DATASET EXTRACT:
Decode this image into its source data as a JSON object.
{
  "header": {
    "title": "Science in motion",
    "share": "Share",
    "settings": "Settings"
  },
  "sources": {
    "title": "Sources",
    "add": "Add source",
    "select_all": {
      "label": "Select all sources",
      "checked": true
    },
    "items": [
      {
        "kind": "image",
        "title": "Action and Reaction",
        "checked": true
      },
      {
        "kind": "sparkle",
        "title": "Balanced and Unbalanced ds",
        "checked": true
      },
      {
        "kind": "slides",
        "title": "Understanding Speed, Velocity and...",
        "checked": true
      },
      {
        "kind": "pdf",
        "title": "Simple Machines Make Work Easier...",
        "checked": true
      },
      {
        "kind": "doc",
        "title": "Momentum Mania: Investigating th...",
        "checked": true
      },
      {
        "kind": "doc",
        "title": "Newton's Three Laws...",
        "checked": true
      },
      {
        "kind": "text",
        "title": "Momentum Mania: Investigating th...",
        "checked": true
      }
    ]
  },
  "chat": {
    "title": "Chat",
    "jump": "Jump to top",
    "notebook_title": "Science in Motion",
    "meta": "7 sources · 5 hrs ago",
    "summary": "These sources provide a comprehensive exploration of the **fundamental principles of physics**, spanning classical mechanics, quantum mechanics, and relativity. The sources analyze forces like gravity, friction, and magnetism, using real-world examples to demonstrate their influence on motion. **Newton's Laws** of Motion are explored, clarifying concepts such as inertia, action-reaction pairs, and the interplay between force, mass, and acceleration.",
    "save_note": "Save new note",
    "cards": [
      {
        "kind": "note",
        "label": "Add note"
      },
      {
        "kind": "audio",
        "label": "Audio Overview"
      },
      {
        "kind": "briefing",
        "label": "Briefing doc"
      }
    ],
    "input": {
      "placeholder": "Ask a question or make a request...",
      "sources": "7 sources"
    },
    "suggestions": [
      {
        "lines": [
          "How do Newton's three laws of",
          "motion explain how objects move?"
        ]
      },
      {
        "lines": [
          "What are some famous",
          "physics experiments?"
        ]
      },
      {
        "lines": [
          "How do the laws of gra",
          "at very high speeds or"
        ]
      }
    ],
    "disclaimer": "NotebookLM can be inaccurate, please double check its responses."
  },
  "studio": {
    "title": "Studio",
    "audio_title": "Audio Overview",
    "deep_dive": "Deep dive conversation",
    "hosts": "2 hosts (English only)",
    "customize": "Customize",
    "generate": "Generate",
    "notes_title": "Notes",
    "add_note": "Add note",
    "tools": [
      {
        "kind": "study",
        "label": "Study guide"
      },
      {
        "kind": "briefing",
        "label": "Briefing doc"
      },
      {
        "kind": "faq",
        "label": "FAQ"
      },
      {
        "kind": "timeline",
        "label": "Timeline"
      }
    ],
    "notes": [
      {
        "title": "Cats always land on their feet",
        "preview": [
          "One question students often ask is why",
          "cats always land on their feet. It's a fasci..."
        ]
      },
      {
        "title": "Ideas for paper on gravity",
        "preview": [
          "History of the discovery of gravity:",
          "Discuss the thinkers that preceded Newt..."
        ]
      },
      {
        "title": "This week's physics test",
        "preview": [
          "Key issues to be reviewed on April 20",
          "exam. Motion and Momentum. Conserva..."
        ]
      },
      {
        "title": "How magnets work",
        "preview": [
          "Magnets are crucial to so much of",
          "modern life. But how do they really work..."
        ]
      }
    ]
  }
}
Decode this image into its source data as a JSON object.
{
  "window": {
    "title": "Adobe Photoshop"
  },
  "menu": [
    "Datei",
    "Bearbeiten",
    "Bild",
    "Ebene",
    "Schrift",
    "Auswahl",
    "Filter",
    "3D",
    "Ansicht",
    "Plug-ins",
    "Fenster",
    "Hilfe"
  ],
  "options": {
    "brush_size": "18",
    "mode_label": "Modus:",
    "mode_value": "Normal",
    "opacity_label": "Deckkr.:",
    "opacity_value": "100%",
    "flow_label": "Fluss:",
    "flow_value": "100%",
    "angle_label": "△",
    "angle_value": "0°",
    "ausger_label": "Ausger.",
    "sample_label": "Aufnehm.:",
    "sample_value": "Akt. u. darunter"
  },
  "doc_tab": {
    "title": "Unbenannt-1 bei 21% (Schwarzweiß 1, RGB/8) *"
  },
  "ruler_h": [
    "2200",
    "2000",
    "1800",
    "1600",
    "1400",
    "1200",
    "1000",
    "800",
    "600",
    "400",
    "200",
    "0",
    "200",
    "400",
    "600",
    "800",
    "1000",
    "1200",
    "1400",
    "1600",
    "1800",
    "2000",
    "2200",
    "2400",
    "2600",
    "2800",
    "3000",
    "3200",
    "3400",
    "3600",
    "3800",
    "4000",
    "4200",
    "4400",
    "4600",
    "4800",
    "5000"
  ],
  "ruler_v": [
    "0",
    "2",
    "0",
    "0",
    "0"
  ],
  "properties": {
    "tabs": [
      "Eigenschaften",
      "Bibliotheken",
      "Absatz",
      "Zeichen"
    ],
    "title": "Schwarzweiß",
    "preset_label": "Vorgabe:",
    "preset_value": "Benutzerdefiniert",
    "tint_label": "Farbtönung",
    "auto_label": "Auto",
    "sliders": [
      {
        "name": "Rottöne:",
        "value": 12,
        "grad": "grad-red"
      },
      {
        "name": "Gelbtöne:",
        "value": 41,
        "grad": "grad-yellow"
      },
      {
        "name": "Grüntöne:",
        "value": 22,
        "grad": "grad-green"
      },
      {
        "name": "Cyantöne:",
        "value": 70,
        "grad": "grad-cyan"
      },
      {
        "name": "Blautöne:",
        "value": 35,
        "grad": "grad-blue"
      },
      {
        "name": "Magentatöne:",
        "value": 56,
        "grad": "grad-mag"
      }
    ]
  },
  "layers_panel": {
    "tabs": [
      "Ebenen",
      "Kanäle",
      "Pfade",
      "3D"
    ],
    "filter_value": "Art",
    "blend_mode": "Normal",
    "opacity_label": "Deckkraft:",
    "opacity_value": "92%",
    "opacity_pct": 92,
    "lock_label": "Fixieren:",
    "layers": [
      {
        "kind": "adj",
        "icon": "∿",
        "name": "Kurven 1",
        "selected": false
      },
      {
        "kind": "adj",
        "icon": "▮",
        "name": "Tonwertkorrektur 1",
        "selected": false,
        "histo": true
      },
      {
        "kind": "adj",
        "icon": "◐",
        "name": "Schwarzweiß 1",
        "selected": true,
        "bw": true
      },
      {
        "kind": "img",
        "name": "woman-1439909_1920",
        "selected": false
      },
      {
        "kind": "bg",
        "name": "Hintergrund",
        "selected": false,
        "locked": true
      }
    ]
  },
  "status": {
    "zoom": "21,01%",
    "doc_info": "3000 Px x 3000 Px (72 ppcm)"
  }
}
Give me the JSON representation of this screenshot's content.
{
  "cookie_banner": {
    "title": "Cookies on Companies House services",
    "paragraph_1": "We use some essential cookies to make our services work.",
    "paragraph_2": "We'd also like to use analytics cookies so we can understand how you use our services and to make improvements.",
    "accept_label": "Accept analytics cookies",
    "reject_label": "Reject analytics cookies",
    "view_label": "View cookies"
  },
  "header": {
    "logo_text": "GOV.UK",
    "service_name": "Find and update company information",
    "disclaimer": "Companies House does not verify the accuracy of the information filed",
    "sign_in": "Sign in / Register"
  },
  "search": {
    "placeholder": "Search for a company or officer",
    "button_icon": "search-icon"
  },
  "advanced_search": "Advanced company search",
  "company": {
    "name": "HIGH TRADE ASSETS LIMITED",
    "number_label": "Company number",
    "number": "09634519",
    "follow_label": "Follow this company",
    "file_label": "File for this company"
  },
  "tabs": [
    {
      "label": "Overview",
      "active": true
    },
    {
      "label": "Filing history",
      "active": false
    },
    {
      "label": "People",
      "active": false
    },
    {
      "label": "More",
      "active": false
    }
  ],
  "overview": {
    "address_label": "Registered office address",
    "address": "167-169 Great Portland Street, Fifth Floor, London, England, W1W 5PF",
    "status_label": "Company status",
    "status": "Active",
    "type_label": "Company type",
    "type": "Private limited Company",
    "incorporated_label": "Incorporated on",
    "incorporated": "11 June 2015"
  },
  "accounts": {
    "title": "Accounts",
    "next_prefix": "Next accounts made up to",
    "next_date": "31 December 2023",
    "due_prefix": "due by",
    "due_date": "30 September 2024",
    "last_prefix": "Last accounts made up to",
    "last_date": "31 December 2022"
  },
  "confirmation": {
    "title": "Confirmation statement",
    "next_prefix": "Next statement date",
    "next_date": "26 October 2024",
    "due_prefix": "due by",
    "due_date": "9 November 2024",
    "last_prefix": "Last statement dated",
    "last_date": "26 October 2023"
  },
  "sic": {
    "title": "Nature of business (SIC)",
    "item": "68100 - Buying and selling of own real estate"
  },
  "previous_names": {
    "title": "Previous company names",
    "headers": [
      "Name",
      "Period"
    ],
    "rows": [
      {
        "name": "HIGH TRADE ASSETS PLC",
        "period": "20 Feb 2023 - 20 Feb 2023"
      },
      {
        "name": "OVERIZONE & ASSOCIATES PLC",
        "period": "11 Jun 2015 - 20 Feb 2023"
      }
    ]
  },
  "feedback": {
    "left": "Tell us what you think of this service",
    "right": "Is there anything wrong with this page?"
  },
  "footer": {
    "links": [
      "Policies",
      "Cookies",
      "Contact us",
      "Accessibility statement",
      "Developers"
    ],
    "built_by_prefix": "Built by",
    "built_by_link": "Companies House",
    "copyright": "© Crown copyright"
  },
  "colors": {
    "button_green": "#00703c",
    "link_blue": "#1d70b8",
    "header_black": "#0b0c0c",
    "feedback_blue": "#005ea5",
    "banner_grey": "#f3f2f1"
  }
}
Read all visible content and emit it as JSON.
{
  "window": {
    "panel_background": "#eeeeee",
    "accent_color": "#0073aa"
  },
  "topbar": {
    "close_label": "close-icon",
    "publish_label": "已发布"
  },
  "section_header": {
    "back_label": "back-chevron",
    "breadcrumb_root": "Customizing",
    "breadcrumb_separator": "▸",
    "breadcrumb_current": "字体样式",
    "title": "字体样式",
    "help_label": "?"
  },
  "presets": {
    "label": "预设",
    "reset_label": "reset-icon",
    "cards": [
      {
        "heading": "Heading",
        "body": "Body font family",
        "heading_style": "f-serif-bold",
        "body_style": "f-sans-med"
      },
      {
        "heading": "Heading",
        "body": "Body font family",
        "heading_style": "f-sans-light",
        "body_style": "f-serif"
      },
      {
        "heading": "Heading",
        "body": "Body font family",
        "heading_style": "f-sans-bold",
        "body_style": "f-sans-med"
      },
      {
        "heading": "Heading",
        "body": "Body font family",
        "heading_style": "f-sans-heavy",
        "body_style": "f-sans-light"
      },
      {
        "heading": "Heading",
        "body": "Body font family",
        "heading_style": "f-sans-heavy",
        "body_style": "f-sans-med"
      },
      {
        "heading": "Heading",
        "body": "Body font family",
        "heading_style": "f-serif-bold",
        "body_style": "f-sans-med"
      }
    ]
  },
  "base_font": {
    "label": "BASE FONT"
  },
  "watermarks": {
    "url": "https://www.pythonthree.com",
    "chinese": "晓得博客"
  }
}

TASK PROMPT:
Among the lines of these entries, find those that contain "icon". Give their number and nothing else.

FINAL ANSWER:
6